**EXTRACTED INFORMATION**
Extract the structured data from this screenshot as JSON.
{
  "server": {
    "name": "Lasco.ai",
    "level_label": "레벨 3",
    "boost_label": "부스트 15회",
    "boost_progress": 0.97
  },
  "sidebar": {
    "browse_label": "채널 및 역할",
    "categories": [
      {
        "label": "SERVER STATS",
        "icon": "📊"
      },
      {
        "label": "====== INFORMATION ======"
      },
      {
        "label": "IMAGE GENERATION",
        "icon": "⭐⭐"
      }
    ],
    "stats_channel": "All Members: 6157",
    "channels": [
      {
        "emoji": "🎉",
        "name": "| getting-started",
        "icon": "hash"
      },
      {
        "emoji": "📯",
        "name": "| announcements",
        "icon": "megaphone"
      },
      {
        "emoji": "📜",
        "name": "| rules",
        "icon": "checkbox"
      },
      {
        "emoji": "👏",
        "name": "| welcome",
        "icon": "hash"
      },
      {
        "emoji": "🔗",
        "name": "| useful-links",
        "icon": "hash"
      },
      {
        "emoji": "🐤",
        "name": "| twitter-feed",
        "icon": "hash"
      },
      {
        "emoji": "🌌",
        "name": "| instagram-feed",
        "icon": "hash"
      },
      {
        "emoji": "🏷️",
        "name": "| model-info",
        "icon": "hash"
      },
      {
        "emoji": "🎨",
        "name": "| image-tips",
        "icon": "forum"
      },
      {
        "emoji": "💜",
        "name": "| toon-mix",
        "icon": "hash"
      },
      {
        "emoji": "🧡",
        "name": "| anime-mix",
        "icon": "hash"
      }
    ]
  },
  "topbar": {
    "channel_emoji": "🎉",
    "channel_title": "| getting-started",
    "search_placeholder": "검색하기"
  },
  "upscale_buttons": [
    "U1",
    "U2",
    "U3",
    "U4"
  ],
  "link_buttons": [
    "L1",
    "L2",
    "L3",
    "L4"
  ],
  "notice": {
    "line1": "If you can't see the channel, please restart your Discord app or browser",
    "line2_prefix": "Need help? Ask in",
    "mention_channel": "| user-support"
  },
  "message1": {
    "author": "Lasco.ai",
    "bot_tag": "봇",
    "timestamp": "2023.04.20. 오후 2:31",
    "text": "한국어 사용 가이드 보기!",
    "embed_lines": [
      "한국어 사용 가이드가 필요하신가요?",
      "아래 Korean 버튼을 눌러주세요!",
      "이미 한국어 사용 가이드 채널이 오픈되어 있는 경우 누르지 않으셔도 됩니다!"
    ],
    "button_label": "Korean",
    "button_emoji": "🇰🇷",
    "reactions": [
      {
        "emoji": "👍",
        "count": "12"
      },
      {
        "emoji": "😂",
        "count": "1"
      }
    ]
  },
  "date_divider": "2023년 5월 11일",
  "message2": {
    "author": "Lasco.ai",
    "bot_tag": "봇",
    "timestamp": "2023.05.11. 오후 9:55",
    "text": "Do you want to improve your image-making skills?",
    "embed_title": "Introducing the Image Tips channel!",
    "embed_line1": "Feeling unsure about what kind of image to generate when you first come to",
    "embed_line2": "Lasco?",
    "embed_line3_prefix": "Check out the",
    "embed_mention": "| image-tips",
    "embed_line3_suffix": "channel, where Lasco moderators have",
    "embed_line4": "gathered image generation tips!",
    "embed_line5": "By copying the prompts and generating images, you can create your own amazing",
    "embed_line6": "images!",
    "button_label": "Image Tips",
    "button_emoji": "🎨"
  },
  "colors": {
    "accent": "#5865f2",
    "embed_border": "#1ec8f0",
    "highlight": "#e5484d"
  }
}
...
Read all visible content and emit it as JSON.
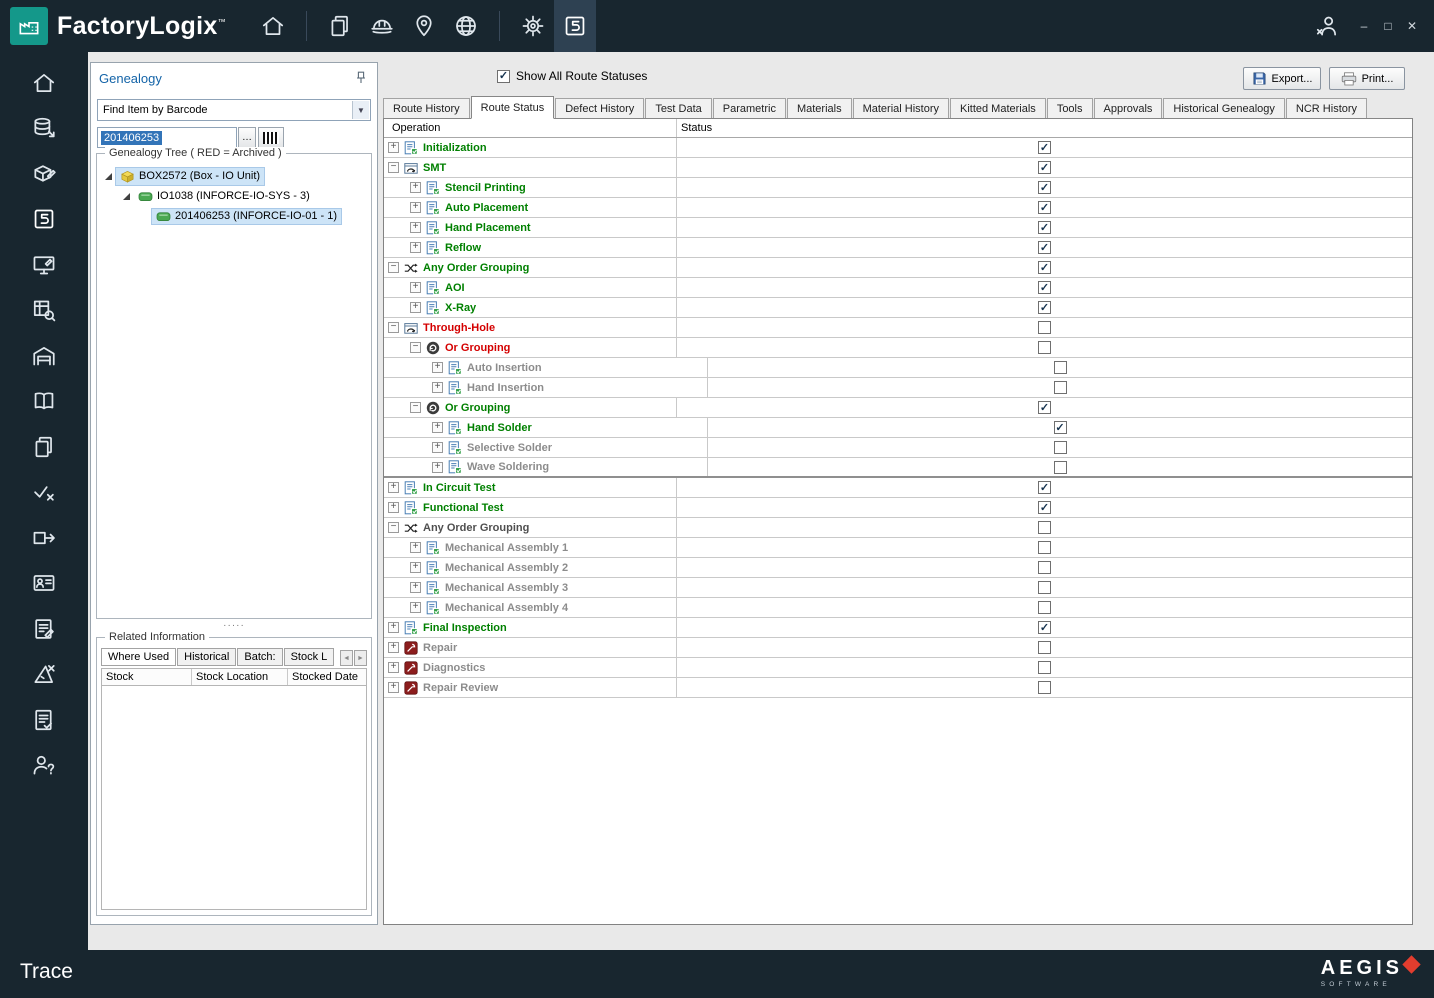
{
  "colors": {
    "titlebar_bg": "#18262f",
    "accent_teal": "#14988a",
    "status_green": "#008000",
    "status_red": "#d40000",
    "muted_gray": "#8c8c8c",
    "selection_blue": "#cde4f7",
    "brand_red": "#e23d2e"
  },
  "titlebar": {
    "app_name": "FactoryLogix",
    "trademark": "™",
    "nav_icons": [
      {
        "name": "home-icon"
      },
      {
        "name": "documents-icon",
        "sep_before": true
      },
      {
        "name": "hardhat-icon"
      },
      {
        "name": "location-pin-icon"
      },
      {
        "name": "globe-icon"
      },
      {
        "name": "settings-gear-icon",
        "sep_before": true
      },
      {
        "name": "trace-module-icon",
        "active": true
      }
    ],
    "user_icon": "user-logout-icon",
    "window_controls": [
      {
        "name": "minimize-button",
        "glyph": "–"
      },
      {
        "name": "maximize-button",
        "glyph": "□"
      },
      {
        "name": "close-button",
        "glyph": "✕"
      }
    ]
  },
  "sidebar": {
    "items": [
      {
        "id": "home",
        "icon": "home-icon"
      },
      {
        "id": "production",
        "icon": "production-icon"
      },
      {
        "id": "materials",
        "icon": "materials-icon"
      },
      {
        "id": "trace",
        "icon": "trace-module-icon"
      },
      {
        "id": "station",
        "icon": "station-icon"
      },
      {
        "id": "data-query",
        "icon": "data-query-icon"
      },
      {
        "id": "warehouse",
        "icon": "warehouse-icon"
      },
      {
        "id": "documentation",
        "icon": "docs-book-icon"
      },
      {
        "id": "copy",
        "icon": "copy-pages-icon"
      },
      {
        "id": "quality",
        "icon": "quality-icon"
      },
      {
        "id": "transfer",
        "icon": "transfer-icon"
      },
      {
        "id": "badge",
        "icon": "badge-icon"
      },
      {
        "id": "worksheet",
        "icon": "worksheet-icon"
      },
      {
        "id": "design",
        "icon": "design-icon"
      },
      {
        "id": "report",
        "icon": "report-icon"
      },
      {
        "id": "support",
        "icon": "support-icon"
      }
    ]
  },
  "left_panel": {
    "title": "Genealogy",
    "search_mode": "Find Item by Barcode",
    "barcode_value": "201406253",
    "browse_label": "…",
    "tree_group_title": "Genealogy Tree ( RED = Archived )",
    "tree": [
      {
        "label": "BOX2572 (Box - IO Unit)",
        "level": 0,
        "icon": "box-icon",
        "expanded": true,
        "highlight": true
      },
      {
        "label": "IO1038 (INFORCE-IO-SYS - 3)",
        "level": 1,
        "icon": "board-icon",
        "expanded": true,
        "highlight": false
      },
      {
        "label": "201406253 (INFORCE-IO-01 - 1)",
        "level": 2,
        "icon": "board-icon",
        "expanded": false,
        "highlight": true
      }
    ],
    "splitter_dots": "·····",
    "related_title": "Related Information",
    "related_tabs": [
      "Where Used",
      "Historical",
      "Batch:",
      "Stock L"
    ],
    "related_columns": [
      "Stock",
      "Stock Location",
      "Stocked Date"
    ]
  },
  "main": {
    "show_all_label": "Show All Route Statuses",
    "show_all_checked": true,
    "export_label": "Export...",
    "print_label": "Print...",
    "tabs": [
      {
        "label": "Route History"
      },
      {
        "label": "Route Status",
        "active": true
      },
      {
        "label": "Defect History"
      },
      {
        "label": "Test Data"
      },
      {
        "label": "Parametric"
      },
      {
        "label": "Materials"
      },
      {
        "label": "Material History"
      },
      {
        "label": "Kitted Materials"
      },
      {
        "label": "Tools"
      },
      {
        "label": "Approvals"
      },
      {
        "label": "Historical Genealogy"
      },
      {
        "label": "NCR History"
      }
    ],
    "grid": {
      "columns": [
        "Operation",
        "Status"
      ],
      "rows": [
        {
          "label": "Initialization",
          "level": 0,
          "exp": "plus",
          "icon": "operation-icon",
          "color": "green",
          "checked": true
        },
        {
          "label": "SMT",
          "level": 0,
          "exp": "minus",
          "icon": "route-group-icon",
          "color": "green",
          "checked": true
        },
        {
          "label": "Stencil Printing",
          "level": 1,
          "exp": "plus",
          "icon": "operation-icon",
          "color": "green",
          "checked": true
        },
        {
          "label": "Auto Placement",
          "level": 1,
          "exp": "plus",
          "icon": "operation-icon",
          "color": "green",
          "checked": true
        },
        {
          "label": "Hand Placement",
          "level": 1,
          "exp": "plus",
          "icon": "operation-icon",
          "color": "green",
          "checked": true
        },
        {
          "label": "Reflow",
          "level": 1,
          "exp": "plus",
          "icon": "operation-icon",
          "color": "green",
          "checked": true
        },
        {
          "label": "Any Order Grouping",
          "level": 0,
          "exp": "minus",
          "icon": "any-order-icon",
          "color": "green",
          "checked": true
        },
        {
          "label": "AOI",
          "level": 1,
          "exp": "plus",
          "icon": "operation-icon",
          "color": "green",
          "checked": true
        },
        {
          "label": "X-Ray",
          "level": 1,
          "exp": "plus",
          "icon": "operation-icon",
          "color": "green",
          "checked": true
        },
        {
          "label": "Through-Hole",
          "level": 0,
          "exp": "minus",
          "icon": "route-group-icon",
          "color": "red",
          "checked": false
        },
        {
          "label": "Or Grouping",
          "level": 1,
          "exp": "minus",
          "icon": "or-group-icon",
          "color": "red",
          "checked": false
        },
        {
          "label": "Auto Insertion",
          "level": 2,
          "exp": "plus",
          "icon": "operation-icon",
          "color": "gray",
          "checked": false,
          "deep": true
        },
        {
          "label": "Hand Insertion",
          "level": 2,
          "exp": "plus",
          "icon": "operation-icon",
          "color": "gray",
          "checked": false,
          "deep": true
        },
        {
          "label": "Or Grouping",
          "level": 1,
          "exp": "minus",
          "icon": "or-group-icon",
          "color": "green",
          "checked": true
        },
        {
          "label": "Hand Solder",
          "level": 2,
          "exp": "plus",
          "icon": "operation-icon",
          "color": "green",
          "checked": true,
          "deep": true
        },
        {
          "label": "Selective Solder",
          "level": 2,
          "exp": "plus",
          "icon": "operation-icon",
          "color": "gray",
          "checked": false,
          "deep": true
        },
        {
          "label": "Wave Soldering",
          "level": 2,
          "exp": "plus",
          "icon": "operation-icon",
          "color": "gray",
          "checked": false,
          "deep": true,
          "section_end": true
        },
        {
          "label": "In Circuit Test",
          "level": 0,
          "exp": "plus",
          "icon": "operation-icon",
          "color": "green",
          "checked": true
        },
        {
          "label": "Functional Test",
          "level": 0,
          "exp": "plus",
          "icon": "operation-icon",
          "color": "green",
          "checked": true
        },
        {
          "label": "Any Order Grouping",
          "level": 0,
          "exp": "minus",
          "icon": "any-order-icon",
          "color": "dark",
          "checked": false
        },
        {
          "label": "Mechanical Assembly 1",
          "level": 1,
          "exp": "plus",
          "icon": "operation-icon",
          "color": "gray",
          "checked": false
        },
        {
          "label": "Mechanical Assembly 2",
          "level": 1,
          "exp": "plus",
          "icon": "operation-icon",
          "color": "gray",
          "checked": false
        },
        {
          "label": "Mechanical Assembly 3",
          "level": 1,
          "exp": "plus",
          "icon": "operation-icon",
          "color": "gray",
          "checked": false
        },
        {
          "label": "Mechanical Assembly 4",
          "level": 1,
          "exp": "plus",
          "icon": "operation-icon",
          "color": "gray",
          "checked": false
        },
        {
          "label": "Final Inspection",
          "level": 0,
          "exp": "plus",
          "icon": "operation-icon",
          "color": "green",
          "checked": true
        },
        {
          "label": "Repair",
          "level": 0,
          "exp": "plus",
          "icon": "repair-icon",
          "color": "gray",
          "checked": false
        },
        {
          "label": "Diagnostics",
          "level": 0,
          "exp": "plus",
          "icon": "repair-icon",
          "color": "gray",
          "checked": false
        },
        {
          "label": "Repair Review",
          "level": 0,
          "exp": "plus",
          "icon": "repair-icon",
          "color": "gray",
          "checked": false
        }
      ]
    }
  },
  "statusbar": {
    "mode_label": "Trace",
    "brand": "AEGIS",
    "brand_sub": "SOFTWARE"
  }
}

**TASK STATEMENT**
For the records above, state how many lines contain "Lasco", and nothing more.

**EXPECTED ANSWER**
5